### What you are asked to do
Go through the data and copy every line exactly, but not the images.

### Information shown

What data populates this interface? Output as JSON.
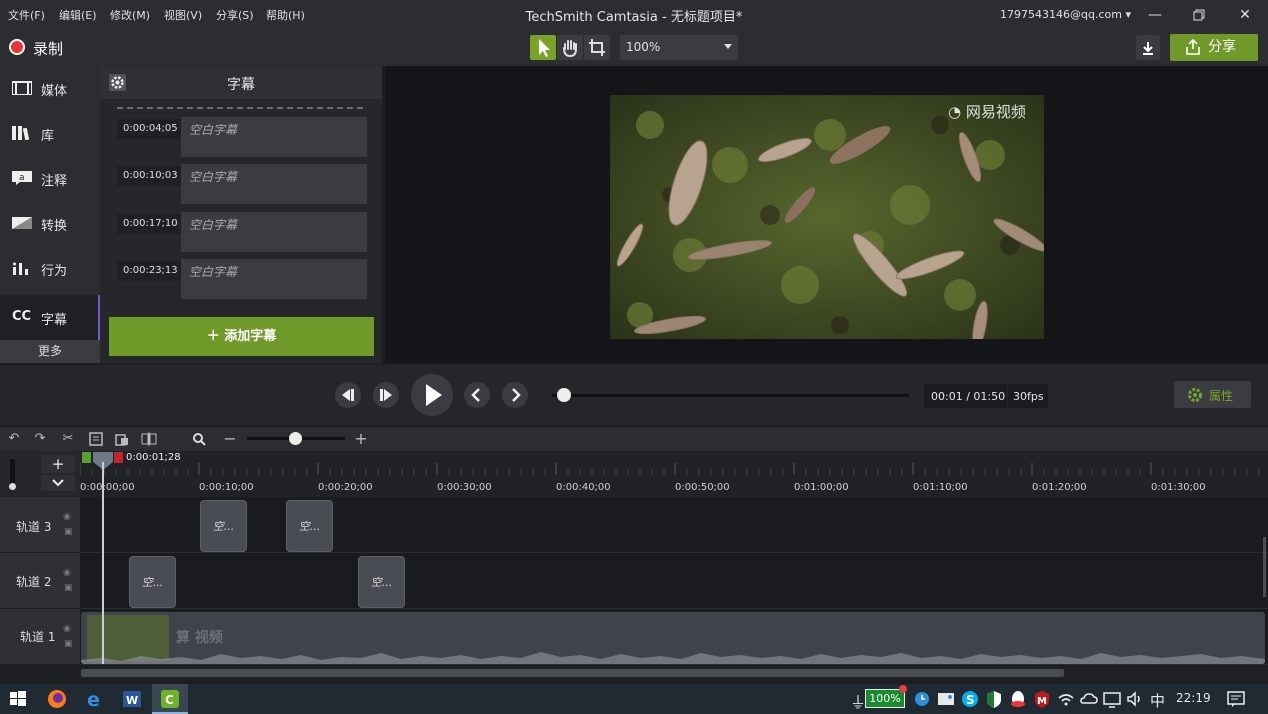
{
  "menu": [
    "文件(F)",
    "编辑(E)",
    "修改(M)",
    "视图(V)",
    "分享(S)",
    "帮助(H)"
  ],
  "window_title": "TechSmith Camtasia - 无标题项目*",
  "account": "1797543146@qq.com",
  "toolbar": {
    "record_label": "录制",
    "zoom_value": "100%",
    "share_label": "分享"
  },
  "sidebar": {
    "items": [
      {
        "label": "媒体",
        "icon": "film-icon"
      },
      {
        "label": "库",
        "icon": "library-icon"
      },
      {
        "label": "注释",
        "icon": "annotation-icon"
      },
      {
        "label": "转换",
        "icon": "transition-icon"
      },
      {
        "label": "行为",
        "icon": "behavior-icon"
      },
      {
        "label": "字幕",
        "icon": "cc-icon",
        "badge": "CC"
      }
    ],
    "more_label": "更多"
  },
  "captions_panel": {
    "title": "字幕",
    "captions": [
      {
        "time": "0:00:04;05",
        "text": "空白字幕"
      },
      {
        "time": "0:00:10;03",
        "text": "空白字幕"
      },
      {
        "time": "0:00:17;10",
        "text": "空白字幕"
      },
      {
        "time": "0:00:23;13",
        "text": "空白字幕"
      }
    ],
    "add_label": "添加字幕"
  },
  "preview": {
    "watermark": "网易视频"
  },
  "playback": {
    "timecode": "00:01 / 01:50",
    "fps": "30fps",
    "properties_label": "属性",
    "progress": 0.02
  },
  "timeline": {
    "playhead_time": "0:00:01;28",
    "zoom_level": 0.42,
    "ticks": [
      "0:00:00;00",
      "0:00:10;00",
      "0:00:20;00",
      "0:00:30;00",
      "0:00:40;00",
      "0:00:50;00",
      "0:01:00;00",
      "0:01:10;00",
      "0:01:20;00",
      "0:01:30;00"
    ],
    "tracks": [
      {
        "name": "轨道 3",
        "clips": [
          "空...",
          "空..."
        ]
      },
      {
        "name": "轨道 2",
        "clips": [
          "空...",
          "空..."
        ]
      },
      {
        "name": "轨道 1",
        "clips": [
          "算 视频"
        ]
      }
    ]
  },
  "taskbar": {
    "battery": "100%",
    "ime": "中",
    "clock": "22:19"
  },
  "colors": {
    "accent_green": "#6f9a2a",
    "record_red": "#e33333",
    "caption_purple": "#6f5bd6"
  }
}
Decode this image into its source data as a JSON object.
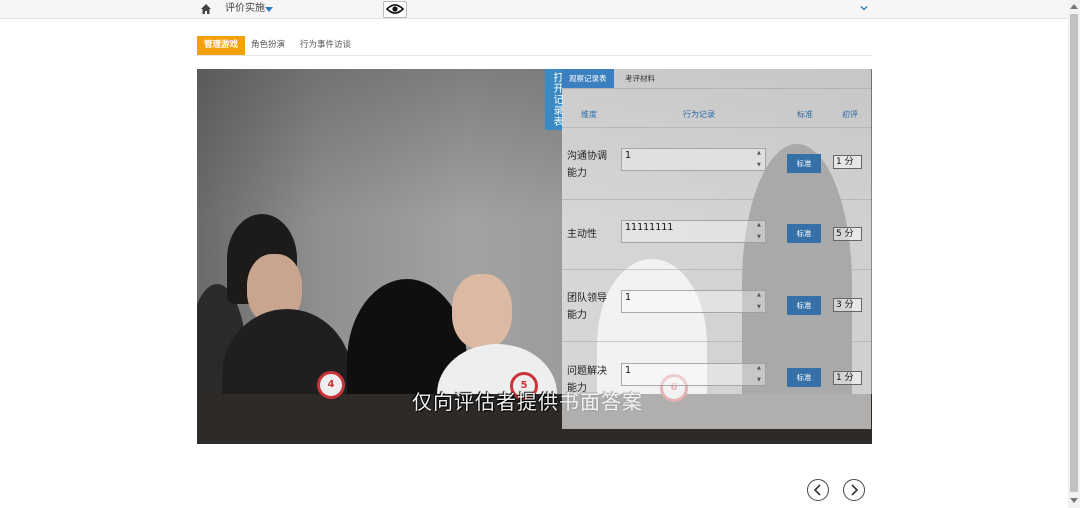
{
  "header": {
    "nav_title": "评价实施",
    "icons": [
      "home-icon",
      "caret-down-icon",
      "eye-icon",
      "chevron-down-icon"
    ]
  },
  "tabs": [
    {
      "label": "管理游戏",
      "active": true
    },
    {
      "label": "角色扮演",
      "active": false
    },
    {
      "label": "行为事件访谈",
      "active": false
    }
  ],
  "video": {
    "subtitle": "仅向评估者提供书面答案",
    "badges": [
      "4",
      "5",
      "6"
    ]
  },
  "record_panel": {
    "open_tab_label": "打开记录表",
    "tabs": [
      {
        "label": "观察记录表",
        "active": true
      },
      {
        "label": "考评材料",
        "active": false
      }
    ],
    "columns": {
      "dimension": "维度",
      "record": "行为记录",
      "standard": "标准",
      "score": "初评"
    },
    "rows": [
      {
        "dimension": "沟通协调能力",
        "record": "1",
        "standard_label": "标准",
        "score": "1 分"
      },
      {
        "dimension": "主动性",
        "record": "11111111",
        "standard_label": "标准",
        "score": "5 分"
      },
      {
        "dimension": "团队领导能力",
        "record": "1",
        "standard_label": "标准",
        "score": "3 分"
      },
      {
        "dimension": "问题解决能力",
        "record": "1",
        "standard_label": "标准",
        "score": "1 分"
      }
    ]
  },
  "pager": {
    "prev_icon": "chevron-left-icon",
    "next_icon": "chevron-right-icon"
  },
  "colors": {
    "accent_orange": "#f5a10f",
    "primary_blue": "#3a7fbf",
    "button_blue": "#3570a8"
  }
}
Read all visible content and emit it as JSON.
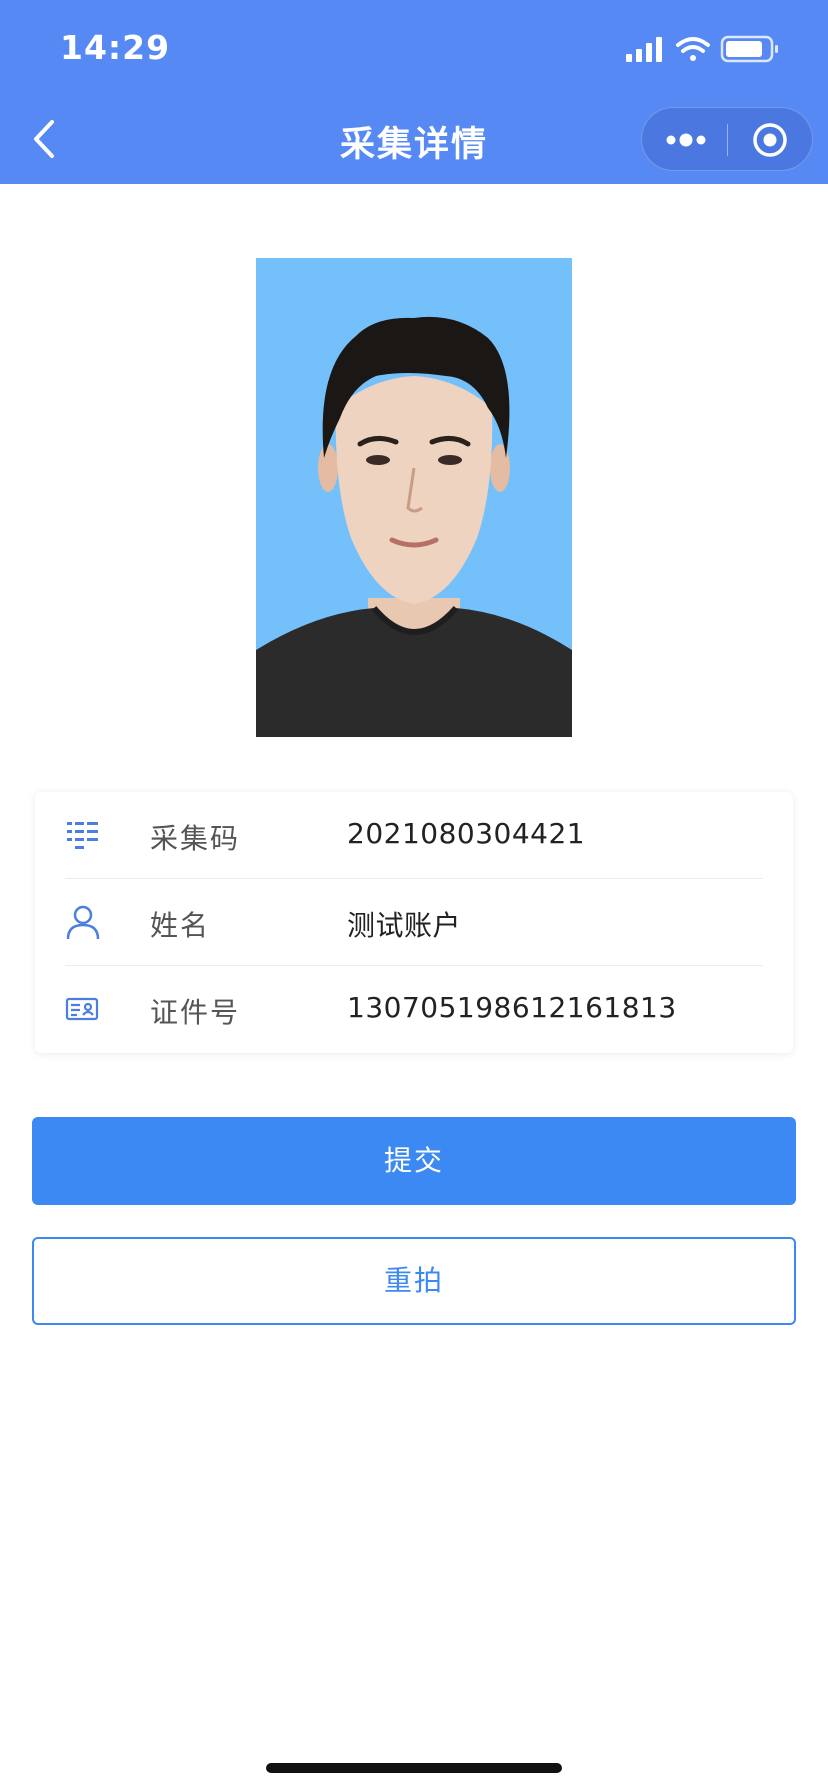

### Answer section
What data populates this interface? Output as JSON.
{
  "menu": [
    "文件(F)",
    "编辑(E)",
    "修改(M)",
    "视图(V)",
    "分享(S)",
    "帮助(H)"
  ],
  "window_title": "TechSmith Camtasia - 无标题项目*",
  "account": "1797543146@qq.com",
  "toolbar": {
    "record_label": "录制",
    "zoom_value": "100%",
    "share_label": "分享"
  },
  "sidebar": {
    "items": [
      {
        "label": "媒体",
        "icon": "film-icon"
      },
      {
        "label": "库",
        "icon": "library-icon"
      },
      {
        "label": "注释",
        "icon": "annotation-icon"
      },
      {
        "label": "转换",
        "icon": "transition-icon"
      },
      {
        "label": "行为",
        "icon": "behavior-icon"
      },
      {
        "label": "字幕",
        "icon": "cc-icon",
        "badge": "CC"
      }
    ],
    "more_label": "更多"
  },
  "captions_panel": {
    "title": "字幕",
    "captions": [
      {
        "time": "0:00:04;05",
        "text": "空白字幕"
      },
      {
        "time": "0:00:10;03",
        "text": "空白字幕"
      },
      {
        "time": "0:00:17;10",
        "text": "空白字幕"
      },
      {
        "time": "0:00:23;13",
        "text": "空白字幕"
      }
    ],
    "add_label": "添加字幕"
  },
  "preview": {
    "watermark": "网易视频"
  },
  "playback": {
    "timecode": "00:01 / 01:50",
    "fps": "30fps",
    "properties_label": "属性",
    "progress": 0.02
  },
  "timeline": {
    "playhead_time": "0:00:01;28",
    "zoom_level": 0.42,
    "ticks": [
      "0:00:00;00",
      "0:00:10;00",
      "0:00:20;00",
      "0:00:30;00",
      "0:00:40;00",
      "0:00:50;00",
      "0:01:00;00",
      "0:01:10;00",
      "0:01:20;00",
      "0:01:30;00"
    ],
    "tracks": [
      {
        "name": "轨道 3",
        "clips": [
          "空...",
          "空..."
        ]
      },
      {
        "name": "轨道 2",
        "clips": [
          "空...",
          "空..."
        ]
      },
      {
        "name": "轨道 1",
        "clips": [
          "算 视频"
        ]
      }
    ]
  },
  "taskbar": {
    "battery": "100%",
    "ime": "中",
    "clock": "22:19"
  },
  "colors": {
    "accent_green": "#6f9a2a",
    "record_red": "#e33333",
    "caption_purple": "#6f5bd6"
  }
}
Decode this image into its source data as a JSON object.
{
  "header": {
    "nav_title": "评价实施",
    "icons": [
      "home-icon",
      "caret-down-icon",
      "eye-icon",
      "chevron-down-icon"
    ]
  },
  "tabs": [
    {
      "label": "管理游戏",
      "active": true
    },
    {
      "label": "角色扮演",
      "active": false
    },
    {
      "label": "行为事件访谈",
      "active": false
    }
  ],
  "video": {
    "subtitle": "仅向评估者提供书面答案",
    "badges": [
      "4",
      "5",
      "6"
    ]
  },
  "record_panel": {
    "open_tab_label": "打开记录表",
    "tabs": [
      {
        "label": "观察记录表",
        "active": true
      },
      {
        "label": "考评材料",
        "active": false
      }
    ],
    "columns": {
      "dimension": "维度",
      "record": "行为记录",
      "standard": "标准",
      "score": "初评"
    },
    "rows": [
      {
        "dimension": "沟通协调能力",
        "record": "1",
        "standard_label": "标准",
        "score": "1 分"
      },
      {
        "dimension": "主动性",
        "record": "11111111",
        "standard_label": "标准",
        "score": "5 分"
      },
      {
        "dimension": "团队领导能力",
        "record": "1",
        "standard_label": "标准",
        "score": "3 分"
      },
      {
        "dimension": "问题解决能力",
        "record": "1",
        "standard_label": "标准",
        "score": "1 分"
      }
    ]
  },
  "pager": {
    "prev_icon": "chevron-left-icon",
    "next_icon": "chevron-right-icon"
  },
  "colors": {
    "accent_orange": "#f5a10f",
    "primary_blue": "#3a7fbf",
    "button_blue": "#3570a8"
  }
}
Read all visible content and emit it as JSON.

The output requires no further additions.